Would you repeat the entries below word for word and omit the pictures?

§ **Supplied information**
· · · ·

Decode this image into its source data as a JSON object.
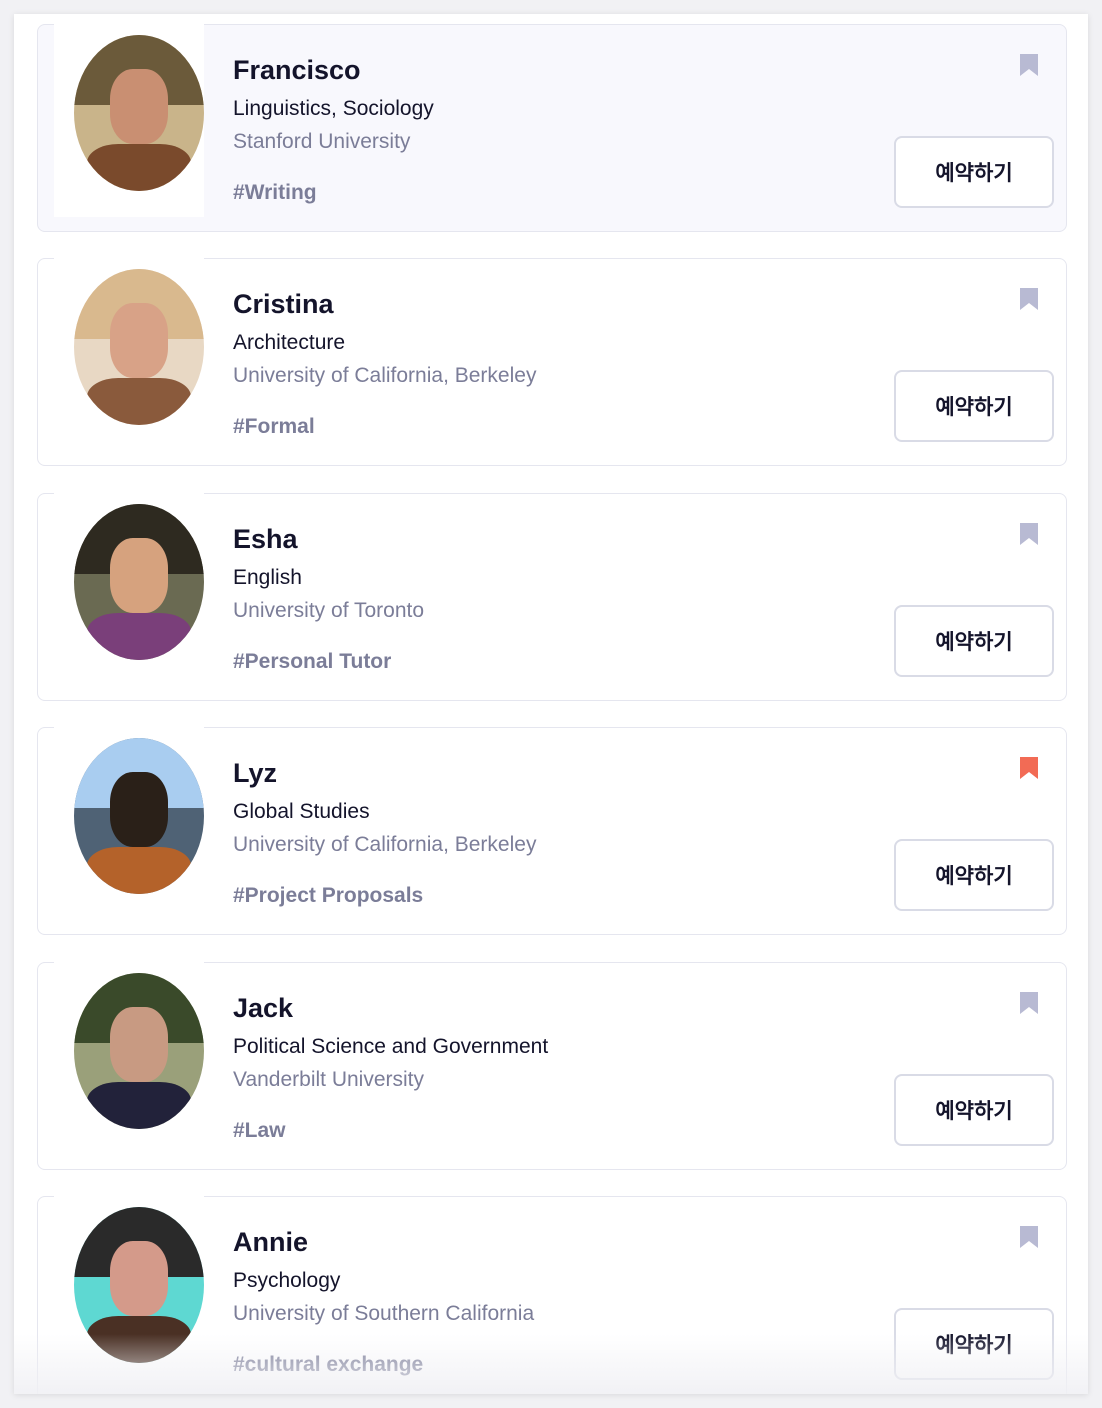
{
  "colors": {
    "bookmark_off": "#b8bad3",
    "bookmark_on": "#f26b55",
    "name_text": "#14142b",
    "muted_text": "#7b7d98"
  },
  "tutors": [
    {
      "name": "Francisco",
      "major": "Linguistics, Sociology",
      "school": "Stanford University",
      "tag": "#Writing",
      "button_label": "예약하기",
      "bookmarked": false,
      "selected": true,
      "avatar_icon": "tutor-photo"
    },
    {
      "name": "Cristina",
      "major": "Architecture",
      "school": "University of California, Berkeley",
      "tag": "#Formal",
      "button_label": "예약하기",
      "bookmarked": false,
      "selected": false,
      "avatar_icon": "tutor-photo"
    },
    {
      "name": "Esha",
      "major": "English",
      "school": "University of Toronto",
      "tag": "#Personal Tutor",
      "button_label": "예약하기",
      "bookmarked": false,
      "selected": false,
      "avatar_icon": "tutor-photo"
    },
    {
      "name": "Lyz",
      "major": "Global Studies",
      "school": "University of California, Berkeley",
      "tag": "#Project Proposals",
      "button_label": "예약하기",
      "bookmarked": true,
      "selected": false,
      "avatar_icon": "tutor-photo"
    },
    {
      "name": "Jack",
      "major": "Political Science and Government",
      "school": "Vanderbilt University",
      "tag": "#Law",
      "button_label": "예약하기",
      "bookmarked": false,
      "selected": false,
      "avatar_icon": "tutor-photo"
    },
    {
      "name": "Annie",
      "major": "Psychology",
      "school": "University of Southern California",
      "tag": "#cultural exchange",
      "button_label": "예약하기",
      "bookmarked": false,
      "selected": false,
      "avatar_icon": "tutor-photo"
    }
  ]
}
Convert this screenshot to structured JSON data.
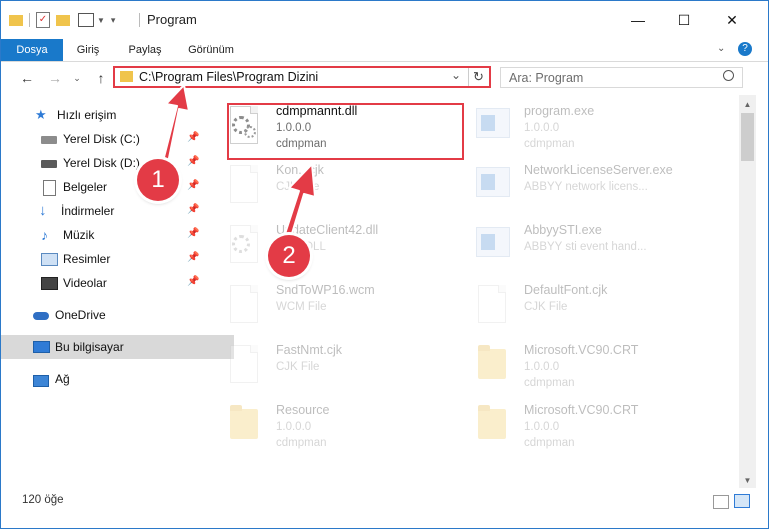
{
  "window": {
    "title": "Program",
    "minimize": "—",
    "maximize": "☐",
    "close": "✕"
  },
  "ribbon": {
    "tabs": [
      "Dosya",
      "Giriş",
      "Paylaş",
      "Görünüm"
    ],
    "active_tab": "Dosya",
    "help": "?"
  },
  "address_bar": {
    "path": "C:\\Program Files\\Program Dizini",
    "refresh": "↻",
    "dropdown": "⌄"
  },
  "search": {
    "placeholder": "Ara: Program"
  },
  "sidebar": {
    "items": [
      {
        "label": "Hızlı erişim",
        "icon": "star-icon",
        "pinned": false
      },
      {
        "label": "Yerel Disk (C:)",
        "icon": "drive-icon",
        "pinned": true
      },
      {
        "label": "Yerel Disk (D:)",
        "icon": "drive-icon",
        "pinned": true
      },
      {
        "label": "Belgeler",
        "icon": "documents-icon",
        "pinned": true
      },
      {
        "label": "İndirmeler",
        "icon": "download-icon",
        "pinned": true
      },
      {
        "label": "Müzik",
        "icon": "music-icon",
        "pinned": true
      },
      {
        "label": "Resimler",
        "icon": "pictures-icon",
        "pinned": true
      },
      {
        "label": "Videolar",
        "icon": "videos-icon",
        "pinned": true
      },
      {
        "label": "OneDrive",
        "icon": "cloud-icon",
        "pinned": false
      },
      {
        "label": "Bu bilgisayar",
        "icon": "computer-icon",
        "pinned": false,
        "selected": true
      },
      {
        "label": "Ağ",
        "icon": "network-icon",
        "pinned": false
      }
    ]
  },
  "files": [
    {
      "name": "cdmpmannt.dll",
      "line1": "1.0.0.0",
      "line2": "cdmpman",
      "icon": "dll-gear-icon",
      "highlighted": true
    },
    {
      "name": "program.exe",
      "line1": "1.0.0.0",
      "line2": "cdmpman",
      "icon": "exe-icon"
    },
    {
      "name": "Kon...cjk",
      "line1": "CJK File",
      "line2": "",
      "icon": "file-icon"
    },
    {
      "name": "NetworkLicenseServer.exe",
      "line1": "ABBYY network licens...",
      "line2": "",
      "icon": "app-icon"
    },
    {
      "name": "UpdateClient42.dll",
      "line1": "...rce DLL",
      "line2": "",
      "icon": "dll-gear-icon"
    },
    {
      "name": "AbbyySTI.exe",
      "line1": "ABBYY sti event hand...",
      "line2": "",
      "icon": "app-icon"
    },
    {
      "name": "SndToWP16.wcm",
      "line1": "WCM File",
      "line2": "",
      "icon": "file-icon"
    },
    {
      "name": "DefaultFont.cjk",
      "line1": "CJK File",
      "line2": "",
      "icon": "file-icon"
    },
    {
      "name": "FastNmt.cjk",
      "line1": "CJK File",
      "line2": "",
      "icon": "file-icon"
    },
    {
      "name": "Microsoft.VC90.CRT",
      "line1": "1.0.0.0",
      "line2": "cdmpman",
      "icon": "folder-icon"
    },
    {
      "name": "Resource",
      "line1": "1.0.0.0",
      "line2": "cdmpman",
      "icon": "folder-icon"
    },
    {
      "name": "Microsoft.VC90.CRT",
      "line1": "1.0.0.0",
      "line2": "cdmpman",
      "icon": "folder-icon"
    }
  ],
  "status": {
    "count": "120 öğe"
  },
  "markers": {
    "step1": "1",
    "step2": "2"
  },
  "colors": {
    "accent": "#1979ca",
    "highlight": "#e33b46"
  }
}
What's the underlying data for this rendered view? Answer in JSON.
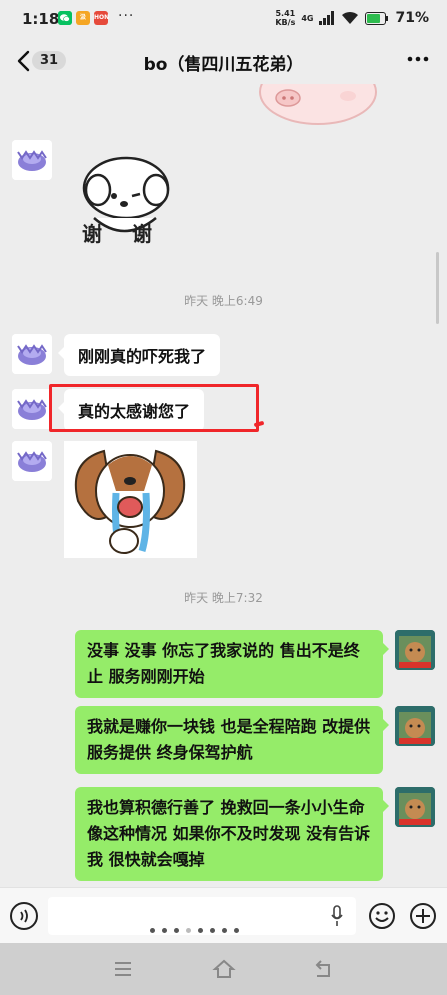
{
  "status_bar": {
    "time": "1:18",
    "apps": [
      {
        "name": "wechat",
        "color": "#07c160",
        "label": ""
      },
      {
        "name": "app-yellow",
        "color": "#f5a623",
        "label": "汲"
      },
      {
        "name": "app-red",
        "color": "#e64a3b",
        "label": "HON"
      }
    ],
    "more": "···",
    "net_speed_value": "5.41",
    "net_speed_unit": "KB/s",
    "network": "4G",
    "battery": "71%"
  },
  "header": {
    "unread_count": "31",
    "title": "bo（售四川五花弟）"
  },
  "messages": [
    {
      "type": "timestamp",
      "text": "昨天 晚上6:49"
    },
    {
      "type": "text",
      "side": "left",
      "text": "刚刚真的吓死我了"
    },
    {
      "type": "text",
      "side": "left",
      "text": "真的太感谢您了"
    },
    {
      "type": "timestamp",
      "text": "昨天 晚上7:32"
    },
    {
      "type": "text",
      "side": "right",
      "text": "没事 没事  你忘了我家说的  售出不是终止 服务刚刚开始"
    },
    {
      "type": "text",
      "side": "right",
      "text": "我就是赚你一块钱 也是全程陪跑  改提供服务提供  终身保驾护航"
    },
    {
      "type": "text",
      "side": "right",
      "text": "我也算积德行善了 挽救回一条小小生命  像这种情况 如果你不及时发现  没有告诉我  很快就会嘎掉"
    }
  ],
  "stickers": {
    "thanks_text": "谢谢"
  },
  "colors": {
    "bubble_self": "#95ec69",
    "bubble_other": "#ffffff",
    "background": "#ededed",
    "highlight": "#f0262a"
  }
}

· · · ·

§ **Answer space**
Decode this image into its source data as a JSON object.
{
  "colors": {
    "bookmark_off": "#b8bad3",
    "bookmark_on": "#f26b55",
    "name_text": "#14142b",
    "muted_text": "#7b7d98"
  },
  "tutors": [
    {
      "name": "Francisco",
      "major": "Linguistics, Sociology",
      "school": "Stanford University",
      "tag": "#Writing",
      "button_label": "예약하기",
      "bookmarked": false,
      "selected": true,
      "avatar_icon": "tutor-photo"
    },
    {
      "name": "Cristina",
      "major": "Architecture",
      "school": "University of California, Berkeley",
      "tag": "#Formal",
      "button_label": "예약하기",
      "bookmarked": false,
      "selected": false,
      "avatar_icon": "tutor-photo"
    },
    {
      "name": "Esha",
      "major": "English",
      "school": "University of Toronto",
      "tag": "#Personal Tutor",
      "button_label": "예약하기",
      "bookmarked": false,
      "selected": false,
      "avatar_icon": "tutor-photo"
    },
    {
      "name": "Lyz",
      "major": "Global Studies",
      "school": "University of California, Berkeley",
      "tag": "#Project Proposals",
      "button_label": "예약하기",
      "bookmarked": true,
      "selected": false,
      "avatar_icon": "tutor-photo"
    },
    {
      "name": "Jack",
      "major": "Political Science and Government",
      "school": "Vanderbilt University",
      "tag": "#Law",
      "button_label": "예약하기",
      "bookmarked": false,
      "selected": false,
      "avatar_icon": "tutor-photo"
    },
    {
      "name": "Annie",
      "major": "Psychology",
      "school": "University of Southern California",
      "tag": "#cultural exchange",
      "button_label": "예약하기",
      "bookmarked": false,
      "selected": false,
      "avatar_icon": "tutor-photo"
    }
  ]
}
Convert this screenshot to structured JSON data.
{
  "window": {
    "title": "Program",
    "minimize": "—",
    "maximize": "☐",
    "close": "✕"
  },
  "ribbon": {
    "tabs": [
      "Dosya",
      "Giriş",
      "Paylaş",
      "Görünüm"
    ],
    "active_tab": "Dosya",
    "help": "?"
  },
  "address_bar": {
    "path": "C:\\Program Files\\Program Dizini",
    "refresh": "↻",
    "dropdown": "⌄"
  },
  "search": {
    "placeholder": "Ara: Program"
  },
  "sidebar": {
    "items": [
      {
        "label": "Hızlı erişim",
        "icon": "star-icon",
        "pinned": false
      },
      {
        "label": "Yerel Disk (C:)",
        "icon": "drive-icon",
        "pinned": true
      },
      {
        "label": "Yerel Disk (D:)",
        "icon": "drive-icon",
        "pinned": true
      },
      {
        "label": "Belgeler",
        "icon": "documents-icon",
        "pinned": true
      },
      {
        "label": "İndirmeler",
        "icon": "download-icon",
        "pinned": true
      },
      {
        "label": "Müzik",
        "icon": "music-icon",
        "pinned": true
      },
      {
        "label": "Resimler",
        "icon": "pictures-icon",
        "pinned": true
      },
      {
        "label": "Videolar",
        "icon": "videos-icon",
        "pinned": true
      },
      {
        "label": "OneDrive",
        "icon": "cloud-icon",
        "pinned": false
      },
      {
        "label": "Bu bilgisayar",
        "icon": "computer-icon",
        "pinned": false,
        "selected": true
      },
      {
        "label": "Ağ",
        "icon": "network-icon",
        "pinned": false
      }
    ]
  },
  "files": [
    {
      "name": "cdmpmannt.dll",
      "line1": "1.0.0.0",
      "line2": "cdmpman",
      "icon": "dll-gear-icon",
      "highlighted": true
    },
    {
      "name": "program.exe",
      "line1": "1.0.0.0",
      "line2": "cdmpman",
      "icon": "exe-icon"
    },
    {
      "name": "Kon...cjk",
      "line1": "CJK File",
      "line2": "",
      "icon": "file-icon"
    },
    {
      "name": "NetworkLicenseServer.exe",
      "line1": "ABBYY network licens...",
      "line2": "",
      "icon": "app-icon"
    },
    {
      "name": "UpdateClient42.dll",
      "line1": "...rce DLL",
      "line2": "",
      "icon": "dll-gear-icon"
    },
    {
      "name": "AbbyySTI.exe",
      "line1": "ABBYY sti event hand...",
      "line2": "",
      "icon": "app-icon"
    },
    {
      "name": "SndToWP16.wcm",
      "line1": "WCM File",
      "line2": "",
      "icon": "file-icon"
    },
    {
      "name": "DefaultFont.cjk",
      "line1": "CJK File",
      "line2": "",
      "icon": "file-icon"
    },
    {
      "name": "FastNmt.cjk",
      "line1": "CJK File",
      "line2": "",
      "icon": "file-icon"
    },
    {
      "name": "Microsoft.VC90.CRT",
      "line1": "1.0.0.0",
      "line2": "cdmpman",
      "icon": "folder-icon"
    },
    {
      "name": "Resource",
      "line1": "1.0.0.0",
      "line2": "cdmpman",
      "icon": "folder-icon"
    },
    {
      "name": "Microsoft.VC90.CRT",
      "line1": "1.0.0.0",
      "line2": "cdmpman",
      "icon": "folder-icon"
    }
  ],
  "status": {
    "count": "120 öğe"
  },
  "markers": {
    "step1": "1",
    "step2": "2"
  },
  "colors": {
    "accent": "#1979ca",
    "highlight": "#e33b46"
  }
}
What's the underlying data for this rendered view? Answer in JSON.
{
  "status_bar": {
    "time": "1:18",
    "apps": [
      {
        "name": "wechat",
        "color": "#07c160",
        "label": ""
      },
      {
        "name": "app-yellow",
        "color": "#f5a623",
        "label": "汲"
      },
      {
        "name": "app-red",
        "color": "#e64a3b",
        "label": "HON"
      }
    ],
    "more": "···",
    "net_speed_value": "5.41",
    "net_speed_unit": "KB/s",
    "network": "4G",
    "battery": "71%"
  },
  "header": {
    "unread_count": "31",
    "title": "bo（售四川五花弟）"
  },
  "messages": [
    {
      "type": "timestamp",
      "text": "昨天 晚上6:49"
    },
    {
      "type": "text",
      "side": "left",
      "text": "刚刚真的吓死我了"
    },
    {
      "type": "text",
      "side": "left",
      "text": "真的太感谢您了"
    },
    {
      "type": "timestamp",
      "text": "昨天 晚上7:32"
    },
    {
      "type": "text",
      "side": "right",
      "text": "没事 没事  你忘了我家说的  售出不是终止 服务刚刚开始"
    },
    {
      "type": "text",
      "side": "right",
      "text": "我就是赚你一块钱 也是全程陪跑  改提供服务提供  终身保驾护航"
    },
    {
      "type": "text",
      "side": "right",
      "text": "我也算积德行善了 挽救回一条小小生命  像这种情况 如果你不及时发现  没有告诉我  很快就会嘎掉"
    }
  ],
  "stickers": {
    "thanks_text": "谢谢"
  },
  "colors": {
    "bubble_self": "#95ec69",
    "bubble_other": "#ffffff",
    "background": "#ededed",
    "highlight": "#f0262a"
  }
}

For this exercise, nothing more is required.